Entries from a dataset of interfaces

= Beginning of Section =

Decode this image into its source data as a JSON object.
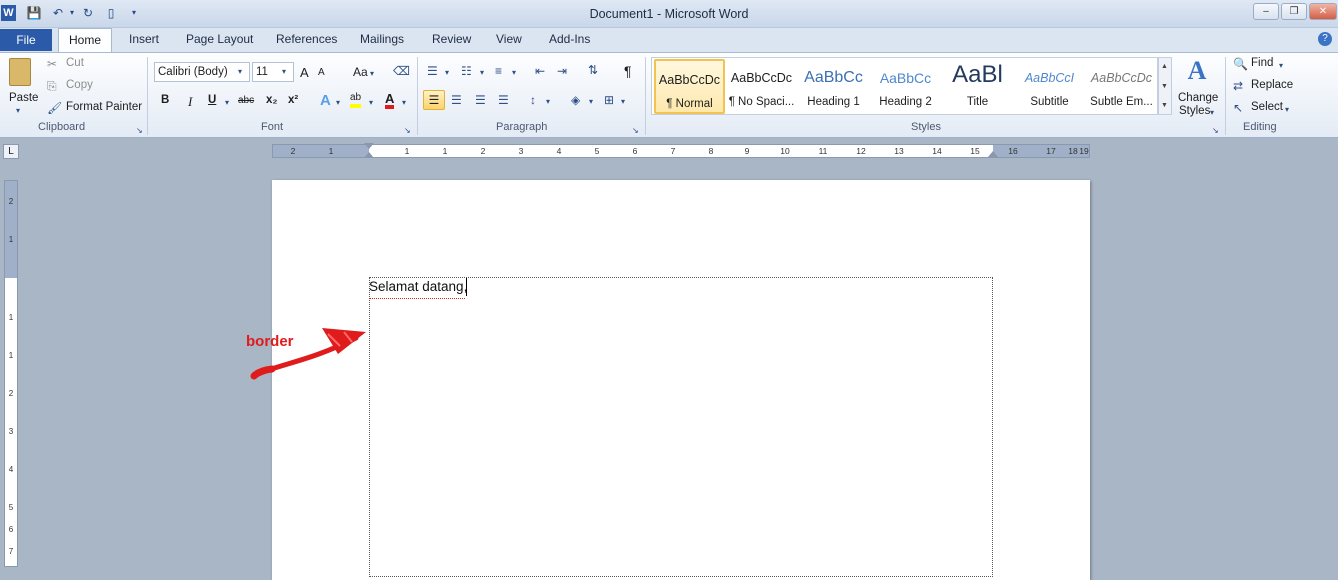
{
  "app": {
    "title": "Document1  -  Microsoft Word",
    "logo": "W"
  },
  "window_controls": {
    "minimize": "–",
    "restore": "❐",
    "close": "✕"
  },
  "tabs": [
    "File",
    "Home",
    "Insert",
    "Page Layout",
    "References",
    "Mailings",
    "Review",
    "View",
    "Add-Ins"
  ],
  "clipboard": {
    "paste": "Paste",
    "cut": "Cut",
    "copy": "Copy",
    "format_painter": "Format Painter",
    "group": "Clipboard"
  },
  "font": {
    "name": "Calibri (Body)",
    "size": "11",
    "change_case": "Aa",
    "group": "Font",
    "bold": "B",
    "italic": "I",
    "underline": "U",
    "strike": "abc",
    "subscript": "x₂",
    "superscript": "x²",
    "grow": "A",
    "shrink": "A",
    "text_effects": "A",
    "highlight": "ab",
    "font_color": "A"
  },
  "paragraph": {
    "group": "Paragraph",
    "show_marks": "¶"
  },
  "styles": {
    "group": "Styles",
    "items": [
      {
        "sample": "AaBbCcDc",
        "name": "¶ Normal"
      },
      {
        "sample": "AaBbCcDc",
        "name": "¶ No Spaci..."
      },
      {
        "sample": "AaBbCc",
        "name": "Heading 1"
      },
      {
        "sample": "AaBbCc",
        "name": "Heading 2"
      },
      {
        "sample": "AaBl",
        "name": "Title"
      },
      {
        "sample": "AaBbCcI",
        "name": "Subtitle"
      },
      {
        "sample": "AaBbCcDc",
        "name": "Subtle Em..."
      }
    ],
    "change_styles_line1": "Change",
    "change_styles_line2": "Styles"
  },
  "editing": {
    "group": "Editing",
    "find": "Find",
    "replace": "Replace",
    "select": "Select"
  },
  "ruler": {
    "ticks": [
      "2",
      "1",
      "1",
      "1",
      "2",
      "3",
      "4",
      "5",
      "6",
      "7",
      "8",
      "9",
      "10",
      "11",
      "12",
      "13",
      "14",
      "15",
      "16",
      "17",
      "18",
      "19"
    ],
    "vticks": [
      "2",
      "1",
      "1",
      "1",
      "2",
      "3",
      "4",
      "5",
      "6",
      "7"
    ]
  },
  "document": {
    "text": "Selamat datang,"
  },
  "annotation": {
    "label": "border",
    "color": "#e01b1b"
  },
  "colors": {
    "accent": "#2b5aa8",
    "annotation": "#e01b1b"
  }
}
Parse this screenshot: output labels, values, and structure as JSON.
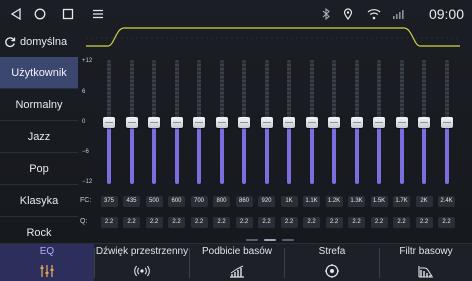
{
  "status": {
    "time": "09:00",
    "icons": [
      "back-icon",
      "home-icon",
      "menu-icon",
      "bluetooth-icon",
      "location-icon",
      "wifi-icon",
      "signal-icon"
    ]
  },
  "preset_header": {
    "label": "domyślna",
    "icon": "reset-icon"
  },
  "presets": [
    {
      "label": "Użytkownik",
      "active": true
    },
    {
      "label": "Normalny",
      "active": false
    },
    {
      "label": "Jazz",
      "active": false
    },
    {
      "label": "Pop",
      "active": false
    },
    {
      "label": "Klasyka",
      "active": false
    },
    {
      "label": "Rock",
      "active": false
    }
  ],
  "eq": {
    "gain_ticks": [
      "+12",
      "6",
      "0",
      "−6",
      "−12"
    ],
    "gain_range": [
      -12,
      12
    ],
    "fc_label": "FC:",
    "q_label": "Q:",
    "bands": [
      {
        "fc": "375",
        "q": "2.2",
        "gain": 0
      },
      {
        "fc": "435",
        "q": "2.2",
        "gain": 0
      },
      {
        "fc": "500",
        "q": "2.2",
        "gain": 0
      },
      {
        "fc": "600",
        "q": "2.2",
        "gain": 0
      },
      {
        "fc": "700",
        "q": "2.2",
        "gain": 0
      },
      {
        "fc": "800",
        "q": "2.2",
        "gain": 0
      },
      {
        "fc": "860",
        "q": "2.2",
        "gain": 0
      },
      {
        "fc": "920",
        "q": "2.2",
        "gain": 0
      },
      {
        "fc": "1K",
        "q": "2.2",
        "gain": 0
      },
      {
        "fc": "1.1K",
        "q": "2.2",
        "gain": 0
      },
      {
        "fc": "1.2K",
        "q": "2.2",
        "gain": 0
      },
      {
        "fc": "1.3K",
        "q": "2.2",
        "gain": 0
      },
      {
        "fc": "1.5K",
        "q": "2.2",
        "gain": 0
      },
      {
        "fc": "1.7K",
        "q": "2.2",
        "gain": 0
      },
      {
        "fc": "2K",
        "q": "2.2",
        "gain": 0
      },
      {
        "fc": "2.4K",
        "q": "2.2",
        "gain": 0
      }
    ],
    "page_count": 3,
    "current_page": 2
  },
  "tabs": [
    {
      "label": "EQ",
      "icon": "eq-sliders-icon",
      "active": true
    },
    {
      "label": "Dźwięk przestrzenny",
      "icon": "surround-icon",
      "active": false
    },
    {
      "label": "Podbicie basów",
      "icon": "bass-boost-icon",
      "active": false
    },
    {
      "label": "Strefa",
      "icon": "zone-icon",
      "active": false
    },
    {
      "label": "Filtr basowy",
      "icon": "bass-filter-icon",
      "active": false
    }
  ],
  "colors": {
    "accent": "#7b6fe0",
    "active_preset": "#3c4770",
    "active_tab": "#2c2f5c",
    "curve": "#d6d24a"
  }
}
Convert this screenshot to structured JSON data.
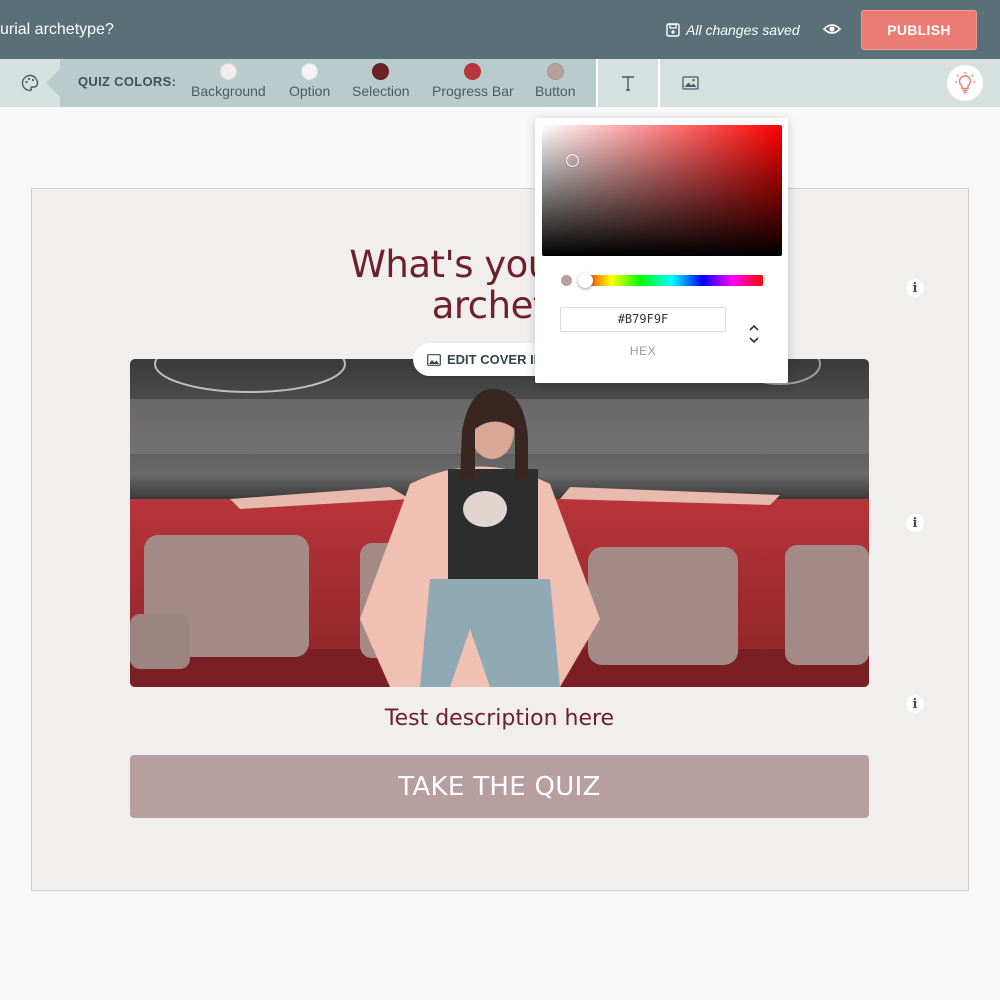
{
  "header": {
    "title": "urial archetype?",
    "saved_status": "All changes saved",
    "publish_label": "PUBLISH"
  },
  "toolbar": {
    "quiz_colors_label": "QUIZ COLORS:",
    "swatches": [
      {
        "label": "Background",
        "color": "#f1efee"
      },
      {
        "label": "Option",
        "color": "#f4f4f4"
      },
      {
        "label": "Selection",
        "color": "#6e2128"
      },
      {
        "label": "Progress Bar",
        "color": "#b9363c"
      },
      {
        "label": "Button",
        "color": "#b79f9f"
      }
    ],
    "text_tool_icon": "text-icon",
    "image_tool_icon": "image-icon",
    "tips_icon": "lightbulb-icon"
  },
  "quiz": {
    "title": "What's your entr\narchety",
    "edit_cover_label": "EDIT COVER IN",
    "description": "Test description here",
    "cta_label": "TAKE THE QUIZ"
  },
  "color_picker": {
    "hex_value": "#B79F9F",
    "mode_label": "HEX",
    "selected_color": "#b79f9f"
  }
}
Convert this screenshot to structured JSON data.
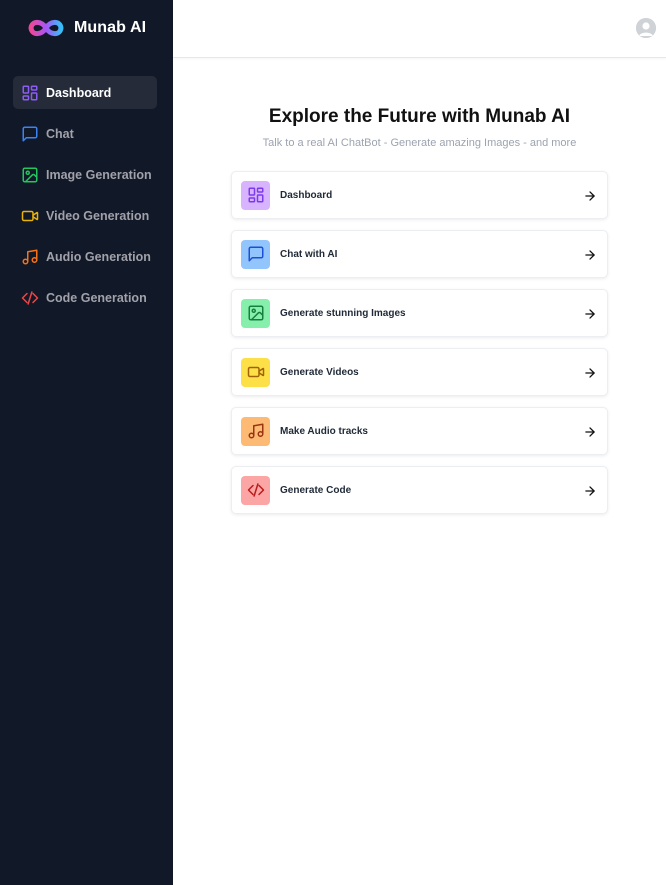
{
  "brand": {
    "name": "Munab AI"
  },
  "sidebar": {
    "items": [
      {
        "label": "Dashboard",
        "icon": "layout-dashboard-icon",
        "color": "#8b5cf6",
        "active": true
      },
      {
        "label": "Chat",
        "icon": "message-square-icon",
        "color": "#3b82f6",
        "active": false
      },
      {
        "label": "Image Generation",
        "icon": "image-icon",
        "color": "#22c55e",
        "active": false
      },
      {
        "label": "Video Generation",
        "icon": "video-icon",
        "color": "#eab308",
        "active": false
      },
      {
        "label": "Audio Generation",
        "icon": "music-icon",
        "color": "#f97316",
        "active": false
      },
      {
        "label": "Code Generation",
        "icon": "code-icon",
        "color": "#ef4444",
        "active": false
      }
    ]
  },
  "header": {
    "avatar_icon": "user-avatar-icon"
  },
  "main": {
    "title": "Explore the Future with Munab AI",
    "subtitle": "Talk to a real AI ChatBot - Generate amazing Images - and more",
    "cards": [
      {
        "label": "Dashboard",
        "icon": "layout-dashboard-icon",
        "color": "#7c3aed",
        "bg": "#d8b4fe"
      },
      {
        "label": "Chat with AI",
        "icon": "message-square-icon",
        "color": "#1d4ed8",
        "bg": "#93c5fd"
      },
      {
        "label": "Generate stunning Images",
        "icon": "image-icon",
        "color": "#15803d",
        "bg": "#86efac"
      },
      {
        "label": "Generate Videos",
        "icon": "video-icon",
        "color": "#a16207",
        "bg": "#fde047"
      },
      {
        "label": "Make Audio tracks",
        "icon": "music-icon",
        "color": "#9a3412",
        "bg": "#fdba74"
      },
      {
        "label": "Generate Code",
        "icon": "code-icon",
        "color": "#b91c1c",
        "bg": "#fca5a5"
      }
    ]
  }
}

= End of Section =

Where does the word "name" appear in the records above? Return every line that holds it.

Task answer:
    "name": "Calibri (Body)",
        "name": "¶ Normal"
        "name": "¶ No Spaci..."
        "name": "Heading 1"
        "name": "Heading 2"
        "name": "Title"
        "name": "Subtitle"
        "name": "Subtle Em..."
    "name": "Munab AI"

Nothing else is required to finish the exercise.